In the face of growing concerns about the difficulty of providing welfare services due to the prolonged COVID-19 pandemic, the district office is putting more efforts into preventing dangerous situations by installing smart plugs based on the Internet of Things (IoT) for elderly single-person households.

The smart plug is a device that powers home appliances such as TVs and computers. The device measures and analyzes changes in power consumption and lighting at home: if there is no change for a certain period of time, a signal is sent to civil servants at a community service center in the neighborhood who are in charge of taking care of senior citizens living alone.

When receiving the signal, the public servants check in on the elderly resident by phone first, and if no one answers, they visit the household to check for any emergency situation.

The smart plug is convenient to install and maintain. In particular, unlike other types of motion-sensing IoT devices, the residents would not feel like they are being observed.

From June to October this year, the district office conducted a survey of 7,797 middle-aged or elderly single-person households, and installed the plugs at 86 households in November.
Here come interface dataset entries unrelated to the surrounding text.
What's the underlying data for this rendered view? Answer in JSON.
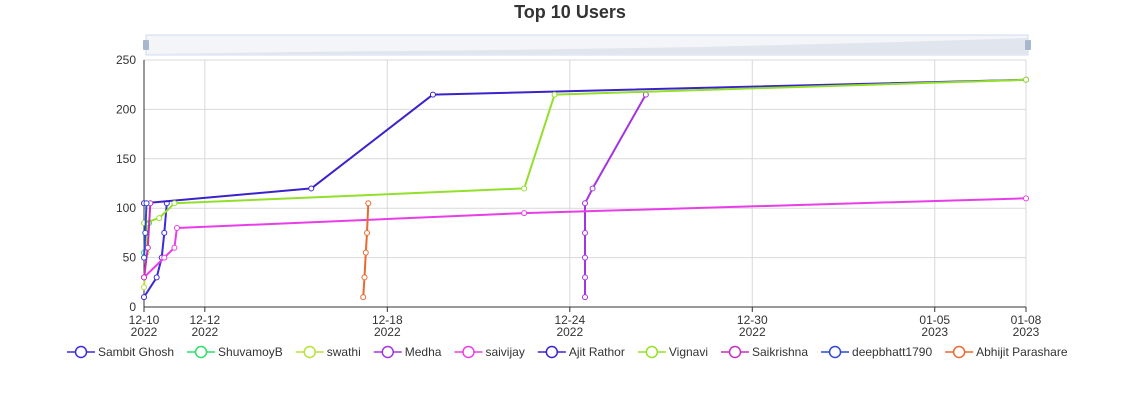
{
  "chart_data": {
    "type": "line",
    "title": "Top 10 Users",
    "xlabel": "",
    "ylabel": "",
    "ylim": [
      0,
      250
    ],
    "yticks": [
      0,
      50,
      100,
      150,
      200,
      250
    ],
    "xlim": [
      "2022-12-10",
      "2023-01-08"
    ],
    "xticks": [
      {
        "date": "2022-12-10",
        "line1": "12-10",
        "line2": "2022"
      },
      {
        "date": "2022-12-12",
        "line1": "12-12",
        "line2": "2022"
      },
      {
        "date": "2022-12-18",
        "line1": "12-18",
        "line2": "2022"
      },
      {
        "date": "2022-12-24",
        "line1": "12-24",
        "line2": "2022"
      },
      {
        "date": "2022-12-30",
        "line1": "12-30",
        "line2": "2022"
      },
      {
        "date": "2023-01-05",
        "line1": "01-05",
        "line2": "2023"
      },
      {
        "date": "2023-01-08",
        "line1": "01-08",
        "line2": "2023"
      }
    ],
    "grid": true,
    "legend_position": "bottom",
    "series": [
      {
        "name": "Sambit Ghosh",
        "color": "#3c2bd6",
        "points": [
          [
            "2022-12-10 00:00",
            10
          ],
          [
            "2022-12-10 10:00",
            30
          ],
          [
            "2022-12-10 14:00",
            50
          ],
          [
            "2022-12-10 16:00",
            75
          ],
          [
            "2022-12-10 18:00",
            105
          ]
        ]
      },
      {
        "name": "ShuvamoyB",
        "color": "#2ee06a",
        "points": [
          [
            "2022-12-10 00:00",
            55
          ],
          [
            "2022-12-10 04:00",
            85
          ]
        ]
      },
      {
        "name": "swathi",
        "color": "#b8e03a",
        "points": [
          [
            "2022-12-10 00:00",
            20
          ],
          [
            "2022-12-10 02:00",
            55
          ],
          [
            "2022-12-10 03:00",
            85
          ]
        ]
      },
      {
        "name": "Medha",
        "color": "#a335e0",
        "points": [
          [
            "2022-12-24 12:00",
            10
          ],
          [
            "2022-12-24 12:00",
            30
          ],
          [
            "2022-12-24 12:00",
            50
          ],
          [
            "2022-12-24 12:00",
            75
          ],
          [
            "2022-12-24 12:00",
            105
          ],
          [
            "2022-12-24 18:00",
            120
          ],
          [
            "2022-12-26 12:00",
            215
          ]
        ]
      },
      {
        "name": "saivijay",
        "color": "#e83ee8",
        "points": [
          [
            "2022-12-10 00:00",
            30
          ],
          [
            "2022-12-10 16:00",
            50
          ],
          [
            "2022-12-11 00:00",
            60
          ],
          [
            "2022-12-11 02:00",
            80
          ],
          [
            "2022-12-22 12:00",
            95
          ],
          [
            "2023-01-08 00:00",
            110
          ]
        ]
      },
      {
        "name": "Ajit Rathor",
        "color": "#3a22cc",
        "points": [
          [
            "2022-12-10 00:00",
            105
          ],
          [
            "2022-12-15 12:00",
            120
          ],
          [
            "2022-12-19 12:00",
            215
          ],
          [
            "2023-01-08 00:00",
            230
          ]
        ]
      },
      {
        "name": "Vignavi",
        "color": "#93e02a",
        "points": [
          [
            "2022-12-10 00:00",
            85
          ],
          [
            "2022-12-10 12:00",
            90
          ],
          [
            "2022-12-11 00:00",
            105
          ],
          [
            "2022-12-22 12:00",
            120
          ],
          [
            "2022-12-23 12:00",
            215
          ],
          [
            "2023-01-08 00:00",
            230
          ]
        ]
      },
      {
        "name": "Saikrishna",
        "color": "#c230c2",
        "points": [
          [
            "2022-12-10 00:00",
            30
          ],
          [
            "2022-12-10 03:00",
            60
          ],
          [
            "2022-12-10 05:00",
            105
          ]
        ]
      },
      {
        "name": "deepbhatt1790",
        "color": "#2f4ad0",
        "points": [
          [
            "2022-12-10 00:00",
            50
          ],
          [
            "2022-12-10 01:00",
            75
          ],
          [
            "2022-12-10 02:00",
            105
          ]
        ]
      },
      {
        "name": "Abhijit Parashare",
        "color": "#e86a2e",
        "points": [
          [
            "2022-12-17 05:00",
            10
          ],
          [
            "2022-12-17 06:00",
            30
          ],
          [
            "2022-12-17 07:00",
            55
          ],
          [
            "2022-12-17 08:00",
            75
          ],
          [
            "2022-12-17 09:00",
            105
          ]
        ]
      }
    ]
  }
}
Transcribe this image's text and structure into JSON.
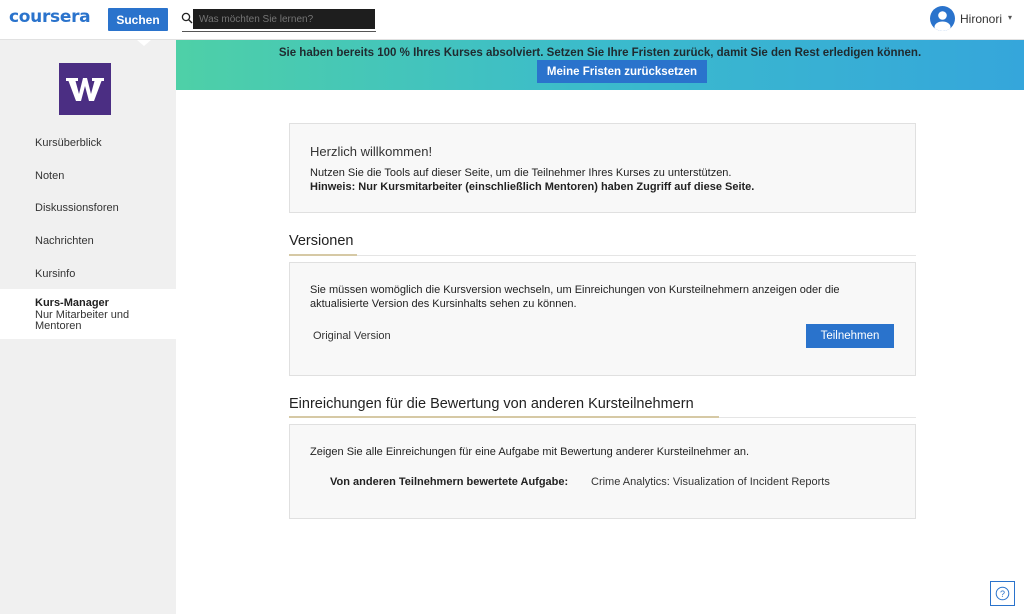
{
  "header": {
    "logo": "coursera",
    "search_button": "Suchen",
    "search_placeholder": "Was möchten Sie lernen?",
    "username": "Hironori",
    "user_caret": "▾"
  },
  "sidebar": {
    "items": [
      {
        "label": "Kursüberblick"
      },
      {
        "label": "Noten"
      },
      {
        "label": "Diskussionsforen"
      },
      {
        "label": "Nachrichten"
      },
      {
        "label": "Kursinfo"
      }
    ],
    "active": {
      "title": "Kurs-Manager",
      "subtitle": "Nur Mitarbeiter und Mentoren"
    }
  },
  "banner": {
    "text": "Sie haben bereits 100 % Ihres Kurses absolviert. Setzen Sie Ihre Fristen zurück, damit Sie den Rest erledigen können.",
    "button": "Meine Fristen zurücksetzen"
  },
  "welcome": {
    "title": "Herzlich willkommen!",
    "line1": "Nutzen Sie die Tools auf dieser Seite, um die Teilnehmer Ihres Kurses zu unterstützen.",
    "line2": "Hinweis: Nur Kursmitarbeiter (einschließlich Mentoren) haben Zugriff auf diese Seite."
  },
  "versions": {
    "heading": "Versionen",
    "text": "Sie müssen womöglich die Kursversion wechseln, um Einreichungen von Kursteilnehmern anzeigen oder die aktualisierte Version des Kursinhalts sehen zu können.",
    "label": "Original Version",
    "button": "Teilnehmen"
  },
  "submissions": {
    "heading": "Einreichungen für die Bewertung von anderen Kursteilnehmern",
    "text": "Zeigen Sie alle Einreichungen für eine Aufgabe mit Bewertung anderer Kursteilnehmer an.",
    "label": "Von anderen Teilnehmern bewertete Aufgabe:",
    "value": "Crime Analytics: Visualization of Incident Reports"
  },
  "help": {
    "icon": "help-icon"
  },
  "colors": {
    "brand": "#2a73cc",
    "uw_purple": "#4b2e83",
    "sidebar": "#f0f0f0"
  }
}
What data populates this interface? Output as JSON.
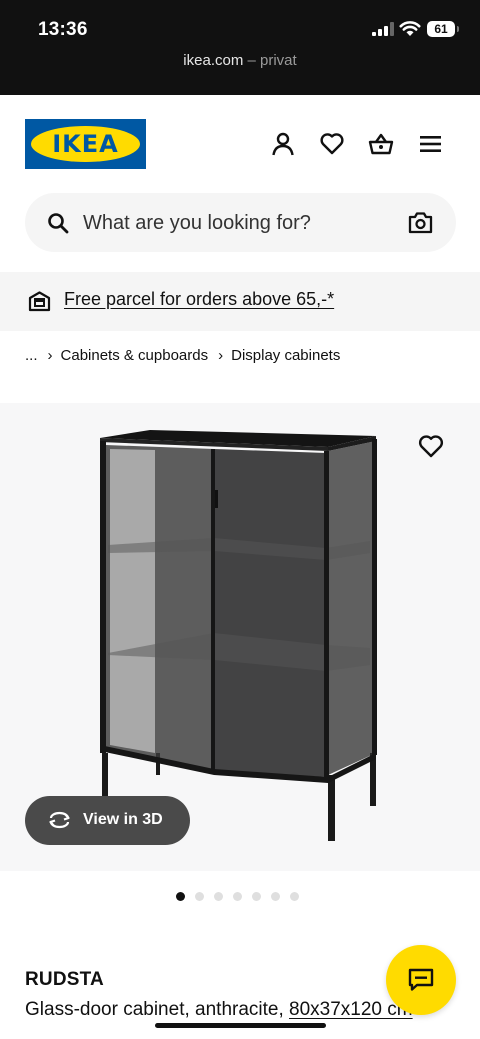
{
  "status_bar": {
    "time": "13:36",
    "battery": "61",
    "url_host": "ikea.com",
    "url_separator": " – ",
    "url_mode": "privat"
  },
  "header": {
    "logo_text": "IKEA",
    "icons": [
      "account-icon",
      "heart-icon",
      "basket-icon",
      "menu-icon"
    ]
  },
  "search": {
    "placeholder": "What are you looking for?"
  },
  "banner": {
    "text": "Free parcel for orders above 65,-*"
  },
  "breadcrumb": {
    "ellipsis": "...",
    "items": [
      "Cabinets & cupboards",
      "Display cabinets"
    ]
  },
  "gallery": {
    "view_3d_label": "View in 3D",
    "image_count": 7,
    "active_index": 0
  },
  "product": {
    "name": "RUDSTA",
    "description": "Glass-door cabinet, anthracite, ",
    "dimensions": "80x37x120 cm"
  },
  "colors": {
    "ikea_blue": "#0058a3",
    "ikea_yellow": "#ffdb00",
    "status_bar": "#111111"
  }
}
It plans to install them at an additional 64 households within this month.

“With the increase in single-person households, death of elderly people living alone has emerged as a serious social problem,” district head Oh Seung-rok said. “We are carrying out various non-face-to-face welfare projects using such IoT technology, as the COVID-19 situation has made it difficult to take care of residents in person.”